> **Task directions**
The answer must be an exact copy of the lines from the one with "Serialize everything readable" through the final line of the records below, with no pictures.

[Extracted records]
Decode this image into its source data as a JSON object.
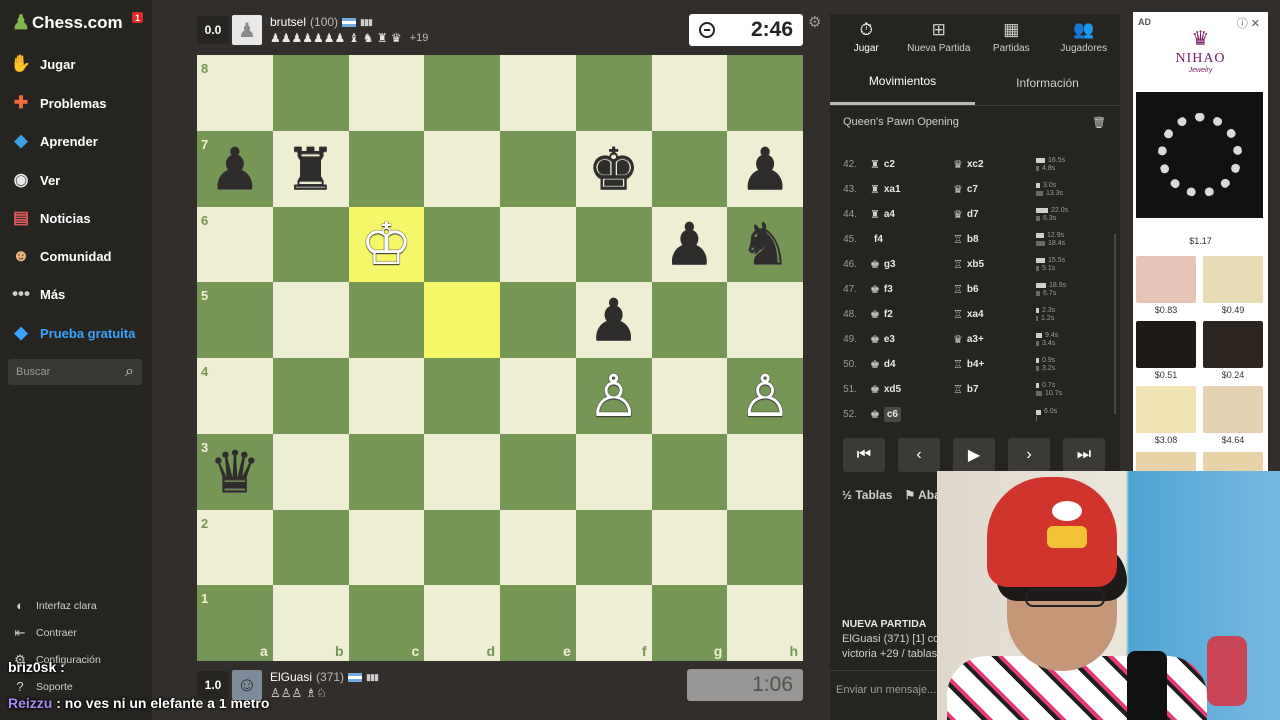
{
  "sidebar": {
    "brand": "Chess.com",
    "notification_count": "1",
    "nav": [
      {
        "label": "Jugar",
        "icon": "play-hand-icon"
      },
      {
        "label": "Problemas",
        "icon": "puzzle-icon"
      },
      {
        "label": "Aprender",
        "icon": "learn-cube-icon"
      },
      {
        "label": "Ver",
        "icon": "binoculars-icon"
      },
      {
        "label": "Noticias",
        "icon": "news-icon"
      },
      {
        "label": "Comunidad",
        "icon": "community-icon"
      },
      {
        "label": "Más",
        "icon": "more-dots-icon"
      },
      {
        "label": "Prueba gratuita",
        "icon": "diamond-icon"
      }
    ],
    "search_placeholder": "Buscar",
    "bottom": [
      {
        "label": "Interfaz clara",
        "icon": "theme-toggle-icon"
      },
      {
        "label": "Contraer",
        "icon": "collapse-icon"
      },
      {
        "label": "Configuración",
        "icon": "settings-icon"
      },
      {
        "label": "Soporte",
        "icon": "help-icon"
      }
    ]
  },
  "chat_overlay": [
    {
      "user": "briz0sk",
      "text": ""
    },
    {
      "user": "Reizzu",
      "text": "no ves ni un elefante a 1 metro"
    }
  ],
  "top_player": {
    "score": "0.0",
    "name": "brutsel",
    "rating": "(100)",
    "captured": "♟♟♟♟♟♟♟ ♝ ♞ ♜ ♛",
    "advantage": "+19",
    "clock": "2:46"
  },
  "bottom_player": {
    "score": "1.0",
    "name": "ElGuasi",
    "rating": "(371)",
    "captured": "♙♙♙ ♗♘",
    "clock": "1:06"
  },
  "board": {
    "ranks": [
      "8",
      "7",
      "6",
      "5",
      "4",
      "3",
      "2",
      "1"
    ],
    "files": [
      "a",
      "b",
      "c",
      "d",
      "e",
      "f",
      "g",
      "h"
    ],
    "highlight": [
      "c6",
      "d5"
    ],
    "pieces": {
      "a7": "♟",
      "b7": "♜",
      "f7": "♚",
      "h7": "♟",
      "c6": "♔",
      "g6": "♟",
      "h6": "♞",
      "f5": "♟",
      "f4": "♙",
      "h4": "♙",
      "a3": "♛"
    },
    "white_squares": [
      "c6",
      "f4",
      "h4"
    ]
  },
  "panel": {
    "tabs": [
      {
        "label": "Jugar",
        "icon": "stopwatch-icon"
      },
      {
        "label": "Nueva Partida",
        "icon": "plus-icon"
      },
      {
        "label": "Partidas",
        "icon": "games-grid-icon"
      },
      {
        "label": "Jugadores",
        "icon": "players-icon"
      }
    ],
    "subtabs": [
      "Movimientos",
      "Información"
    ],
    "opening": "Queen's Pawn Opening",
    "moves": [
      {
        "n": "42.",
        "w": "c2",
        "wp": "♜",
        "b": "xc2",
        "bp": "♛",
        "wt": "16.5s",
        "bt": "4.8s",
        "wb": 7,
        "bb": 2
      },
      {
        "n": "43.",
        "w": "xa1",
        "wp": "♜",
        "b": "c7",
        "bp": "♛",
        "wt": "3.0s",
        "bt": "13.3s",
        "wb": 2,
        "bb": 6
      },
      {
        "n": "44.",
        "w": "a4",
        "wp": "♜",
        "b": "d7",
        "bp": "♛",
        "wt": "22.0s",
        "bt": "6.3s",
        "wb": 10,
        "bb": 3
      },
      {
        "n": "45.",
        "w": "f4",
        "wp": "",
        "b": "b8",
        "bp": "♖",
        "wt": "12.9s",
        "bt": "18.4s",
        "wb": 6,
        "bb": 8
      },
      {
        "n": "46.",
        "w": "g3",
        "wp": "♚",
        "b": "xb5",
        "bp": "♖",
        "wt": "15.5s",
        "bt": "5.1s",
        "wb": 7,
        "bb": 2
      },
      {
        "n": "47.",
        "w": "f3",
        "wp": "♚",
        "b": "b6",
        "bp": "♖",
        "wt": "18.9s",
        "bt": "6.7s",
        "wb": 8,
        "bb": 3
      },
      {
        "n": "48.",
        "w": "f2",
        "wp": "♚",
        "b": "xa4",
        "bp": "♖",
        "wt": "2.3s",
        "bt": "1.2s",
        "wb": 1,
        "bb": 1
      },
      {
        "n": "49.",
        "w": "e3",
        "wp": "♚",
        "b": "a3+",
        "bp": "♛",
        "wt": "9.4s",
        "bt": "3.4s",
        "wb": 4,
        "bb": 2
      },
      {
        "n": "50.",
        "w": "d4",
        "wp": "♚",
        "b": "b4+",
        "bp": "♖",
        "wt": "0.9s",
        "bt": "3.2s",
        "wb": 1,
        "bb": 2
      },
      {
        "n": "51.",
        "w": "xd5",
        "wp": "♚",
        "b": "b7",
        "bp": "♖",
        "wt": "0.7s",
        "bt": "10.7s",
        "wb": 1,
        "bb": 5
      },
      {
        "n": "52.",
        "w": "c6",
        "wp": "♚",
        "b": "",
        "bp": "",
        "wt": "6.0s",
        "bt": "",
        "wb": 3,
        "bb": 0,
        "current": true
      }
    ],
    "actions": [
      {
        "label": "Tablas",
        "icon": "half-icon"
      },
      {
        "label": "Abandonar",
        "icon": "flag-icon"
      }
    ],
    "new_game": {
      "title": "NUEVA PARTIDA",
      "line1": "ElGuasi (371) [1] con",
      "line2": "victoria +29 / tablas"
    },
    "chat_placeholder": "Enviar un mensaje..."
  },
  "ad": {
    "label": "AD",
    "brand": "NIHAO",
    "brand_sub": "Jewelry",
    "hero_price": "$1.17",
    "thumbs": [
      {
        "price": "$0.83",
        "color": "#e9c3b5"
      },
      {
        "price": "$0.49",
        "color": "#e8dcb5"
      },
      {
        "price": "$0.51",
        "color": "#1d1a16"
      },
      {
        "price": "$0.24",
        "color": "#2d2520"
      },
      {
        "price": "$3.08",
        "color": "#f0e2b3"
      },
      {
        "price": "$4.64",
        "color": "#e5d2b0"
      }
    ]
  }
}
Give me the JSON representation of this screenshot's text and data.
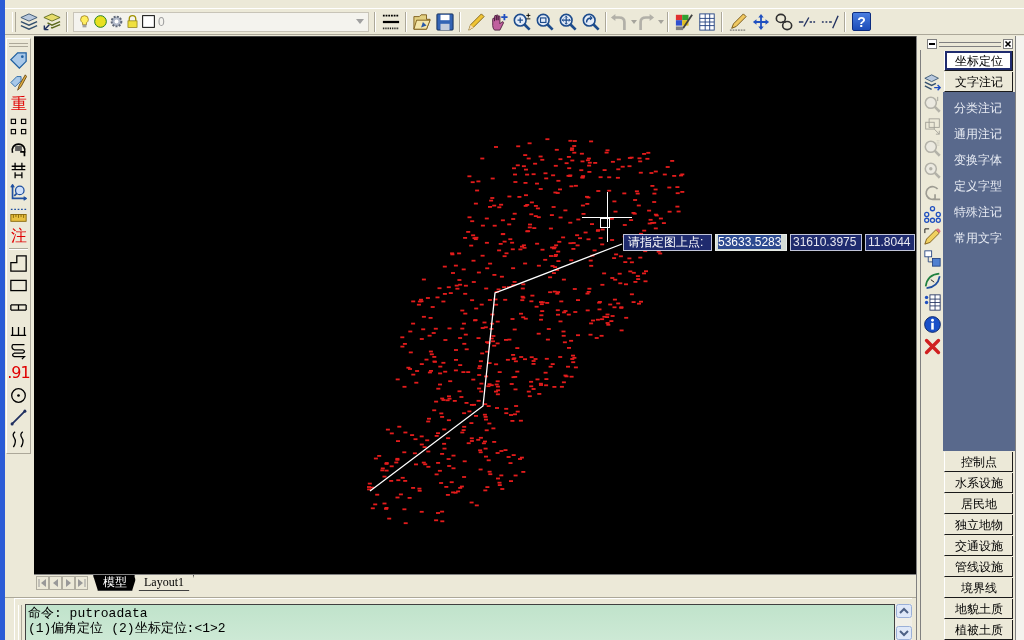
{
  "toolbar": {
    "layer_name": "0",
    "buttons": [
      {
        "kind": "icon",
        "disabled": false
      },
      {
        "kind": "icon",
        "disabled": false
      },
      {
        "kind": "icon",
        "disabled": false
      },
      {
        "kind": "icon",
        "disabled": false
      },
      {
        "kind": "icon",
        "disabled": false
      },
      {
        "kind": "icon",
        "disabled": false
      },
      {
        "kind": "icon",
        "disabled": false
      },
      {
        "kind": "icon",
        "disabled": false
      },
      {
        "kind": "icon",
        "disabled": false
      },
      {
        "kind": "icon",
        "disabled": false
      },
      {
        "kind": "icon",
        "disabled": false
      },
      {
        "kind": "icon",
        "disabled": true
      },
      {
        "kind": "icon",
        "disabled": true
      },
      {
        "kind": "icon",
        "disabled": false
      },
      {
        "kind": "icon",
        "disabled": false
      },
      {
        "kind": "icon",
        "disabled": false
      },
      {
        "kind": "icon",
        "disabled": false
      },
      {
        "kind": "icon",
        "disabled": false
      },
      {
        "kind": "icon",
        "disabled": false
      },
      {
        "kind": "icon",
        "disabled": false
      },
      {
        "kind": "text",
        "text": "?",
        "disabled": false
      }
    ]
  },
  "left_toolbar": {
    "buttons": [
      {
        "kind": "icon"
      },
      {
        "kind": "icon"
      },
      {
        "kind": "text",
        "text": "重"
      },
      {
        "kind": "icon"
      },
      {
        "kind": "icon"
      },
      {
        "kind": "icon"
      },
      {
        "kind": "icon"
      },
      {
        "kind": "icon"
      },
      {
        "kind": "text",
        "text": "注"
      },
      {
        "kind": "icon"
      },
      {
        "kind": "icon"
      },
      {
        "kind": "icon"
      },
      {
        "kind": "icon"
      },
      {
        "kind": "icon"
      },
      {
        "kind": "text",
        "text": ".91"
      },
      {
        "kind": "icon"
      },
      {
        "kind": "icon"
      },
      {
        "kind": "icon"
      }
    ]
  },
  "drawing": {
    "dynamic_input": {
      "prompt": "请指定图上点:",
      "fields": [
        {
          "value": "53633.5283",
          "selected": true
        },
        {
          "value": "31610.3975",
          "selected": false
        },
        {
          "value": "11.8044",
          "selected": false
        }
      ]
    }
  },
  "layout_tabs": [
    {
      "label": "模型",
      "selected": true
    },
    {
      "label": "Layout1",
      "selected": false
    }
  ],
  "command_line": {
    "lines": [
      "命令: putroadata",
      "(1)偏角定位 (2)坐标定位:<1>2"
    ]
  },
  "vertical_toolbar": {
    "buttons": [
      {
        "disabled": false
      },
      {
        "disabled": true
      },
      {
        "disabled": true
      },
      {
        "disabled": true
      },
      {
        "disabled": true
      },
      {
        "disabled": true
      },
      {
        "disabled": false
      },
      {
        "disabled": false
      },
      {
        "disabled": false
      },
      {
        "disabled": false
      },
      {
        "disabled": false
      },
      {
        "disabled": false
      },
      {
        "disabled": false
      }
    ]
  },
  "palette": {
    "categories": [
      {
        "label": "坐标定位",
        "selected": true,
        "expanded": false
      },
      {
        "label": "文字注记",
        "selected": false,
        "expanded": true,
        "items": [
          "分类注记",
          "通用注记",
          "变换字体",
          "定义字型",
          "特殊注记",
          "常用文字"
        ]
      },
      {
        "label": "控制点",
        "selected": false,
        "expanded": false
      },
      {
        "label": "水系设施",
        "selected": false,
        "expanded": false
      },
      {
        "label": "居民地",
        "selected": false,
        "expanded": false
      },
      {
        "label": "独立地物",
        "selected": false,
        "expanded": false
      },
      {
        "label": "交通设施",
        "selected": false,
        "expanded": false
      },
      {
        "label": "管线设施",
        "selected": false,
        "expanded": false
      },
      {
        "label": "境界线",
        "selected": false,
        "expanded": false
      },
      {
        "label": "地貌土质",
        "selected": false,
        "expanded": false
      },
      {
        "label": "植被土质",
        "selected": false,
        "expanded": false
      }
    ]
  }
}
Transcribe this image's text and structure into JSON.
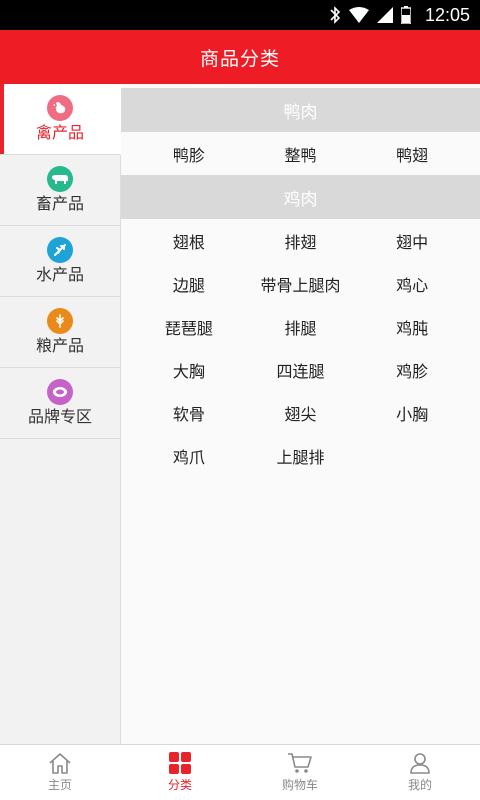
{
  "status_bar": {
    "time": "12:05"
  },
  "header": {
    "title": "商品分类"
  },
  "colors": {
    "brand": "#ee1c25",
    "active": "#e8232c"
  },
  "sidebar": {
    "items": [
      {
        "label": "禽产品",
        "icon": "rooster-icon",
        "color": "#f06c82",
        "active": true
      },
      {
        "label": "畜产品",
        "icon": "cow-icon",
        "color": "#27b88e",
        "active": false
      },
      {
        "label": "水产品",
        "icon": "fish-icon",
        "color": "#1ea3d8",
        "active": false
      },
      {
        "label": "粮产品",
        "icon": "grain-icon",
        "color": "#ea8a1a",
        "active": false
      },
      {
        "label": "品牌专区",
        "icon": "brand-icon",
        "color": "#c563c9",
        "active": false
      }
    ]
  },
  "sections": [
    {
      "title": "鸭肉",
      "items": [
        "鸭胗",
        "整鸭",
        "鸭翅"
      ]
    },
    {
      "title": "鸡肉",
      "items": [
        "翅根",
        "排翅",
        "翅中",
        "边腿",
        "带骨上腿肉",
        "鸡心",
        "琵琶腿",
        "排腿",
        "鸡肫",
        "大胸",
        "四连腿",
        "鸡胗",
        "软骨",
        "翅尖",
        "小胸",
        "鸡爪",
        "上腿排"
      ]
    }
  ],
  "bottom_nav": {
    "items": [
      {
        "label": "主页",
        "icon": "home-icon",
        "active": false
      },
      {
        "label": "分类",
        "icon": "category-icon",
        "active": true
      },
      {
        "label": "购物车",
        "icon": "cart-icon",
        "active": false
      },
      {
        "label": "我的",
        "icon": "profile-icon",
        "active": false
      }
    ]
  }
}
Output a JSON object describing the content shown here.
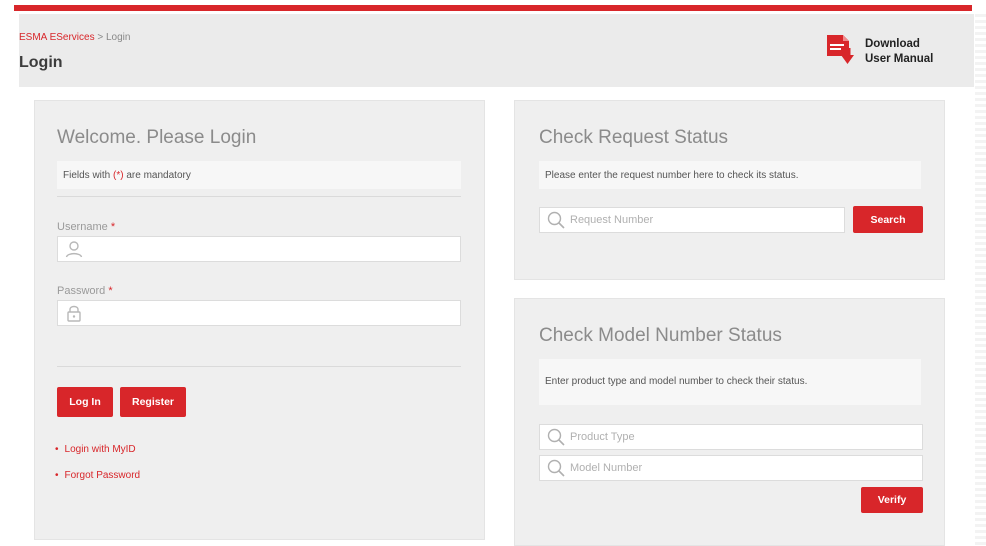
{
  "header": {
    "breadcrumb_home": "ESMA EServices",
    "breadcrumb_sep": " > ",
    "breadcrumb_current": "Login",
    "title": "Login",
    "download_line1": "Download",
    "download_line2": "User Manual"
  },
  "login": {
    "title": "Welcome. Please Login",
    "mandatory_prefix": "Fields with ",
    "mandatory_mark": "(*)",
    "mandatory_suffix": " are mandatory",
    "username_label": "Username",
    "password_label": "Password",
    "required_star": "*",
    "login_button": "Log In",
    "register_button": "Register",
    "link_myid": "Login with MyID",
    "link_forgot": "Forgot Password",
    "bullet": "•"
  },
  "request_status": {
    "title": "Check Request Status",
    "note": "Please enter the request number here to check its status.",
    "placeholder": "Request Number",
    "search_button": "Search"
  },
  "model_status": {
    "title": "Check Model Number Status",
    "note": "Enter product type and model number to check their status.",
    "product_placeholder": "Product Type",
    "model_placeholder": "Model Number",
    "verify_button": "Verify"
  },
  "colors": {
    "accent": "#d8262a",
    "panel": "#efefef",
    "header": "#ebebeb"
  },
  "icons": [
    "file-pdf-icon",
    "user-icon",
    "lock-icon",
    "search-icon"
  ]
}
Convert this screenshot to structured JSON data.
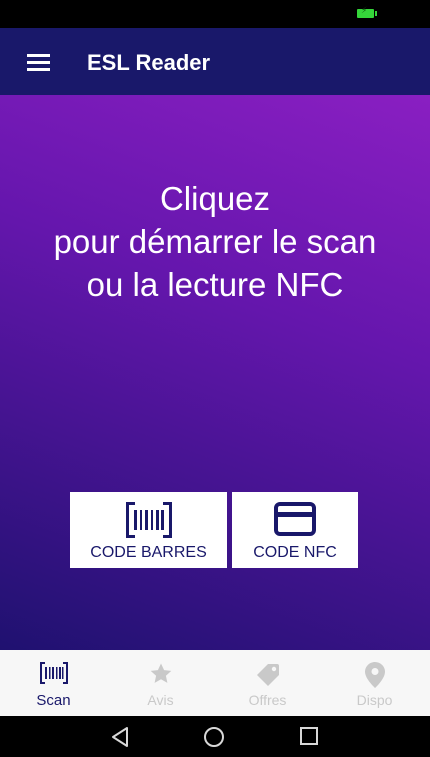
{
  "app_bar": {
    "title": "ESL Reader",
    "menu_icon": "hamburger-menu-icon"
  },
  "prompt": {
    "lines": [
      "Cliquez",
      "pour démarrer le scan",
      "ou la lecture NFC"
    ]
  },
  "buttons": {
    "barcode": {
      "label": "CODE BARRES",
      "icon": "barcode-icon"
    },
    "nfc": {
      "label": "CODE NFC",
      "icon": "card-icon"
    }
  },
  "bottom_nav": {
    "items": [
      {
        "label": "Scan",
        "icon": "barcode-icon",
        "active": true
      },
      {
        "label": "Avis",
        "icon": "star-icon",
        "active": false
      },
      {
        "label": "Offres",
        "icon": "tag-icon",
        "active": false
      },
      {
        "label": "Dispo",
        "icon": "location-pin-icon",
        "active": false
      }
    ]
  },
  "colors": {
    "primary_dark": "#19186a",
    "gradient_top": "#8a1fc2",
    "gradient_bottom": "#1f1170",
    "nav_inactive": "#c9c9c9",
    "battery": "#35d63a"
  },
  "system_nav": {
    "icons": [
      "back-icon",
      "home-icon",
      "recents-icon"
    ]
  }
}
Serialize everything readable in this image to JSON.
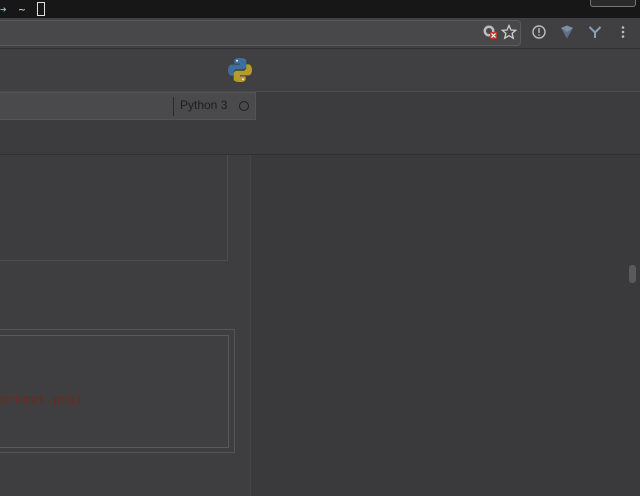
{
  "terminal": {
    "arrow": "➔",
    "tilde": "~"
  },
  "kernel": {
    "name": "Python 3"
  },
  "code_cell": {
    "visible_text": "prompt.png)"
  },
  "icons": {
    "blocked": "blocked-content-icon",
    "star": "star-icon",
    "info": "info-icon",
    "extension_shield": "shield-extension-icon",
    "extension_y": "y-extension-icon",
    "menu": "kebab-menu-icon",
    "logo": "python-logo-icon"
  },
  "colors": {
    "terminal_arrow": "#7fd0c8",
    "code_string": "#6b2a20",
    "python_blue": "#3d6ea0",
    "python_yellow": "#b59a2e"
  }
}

> **Task result**
Serialize everything readable in this image to JSON.
{
  "terminal": {
    "arrow": "➔",
    "tilde": "~"
  },
  "kernel": {
    "name": "Python 3"
  },
  "code_cell": {
    "visible_text": "prompt.png)"
  },
  "icons": {
    "blocked": "blocked-content-icon",
    "star": "star-icon",
    "info": "info-icon",
    "extension_shield": "shield-extension-icon",
    "extension_y": "y-extension-icon",
    "menu": "kebab-menu-icon",
    "logo": "python-logo-icon"
  },
  "colors": {
    "terminal_arrow": "#7fd0c8",
    "code_string": "#6b2a20",
    "python_blue": "#3d6ea0",
    "python_yellow": "#b59a2e"
  }
}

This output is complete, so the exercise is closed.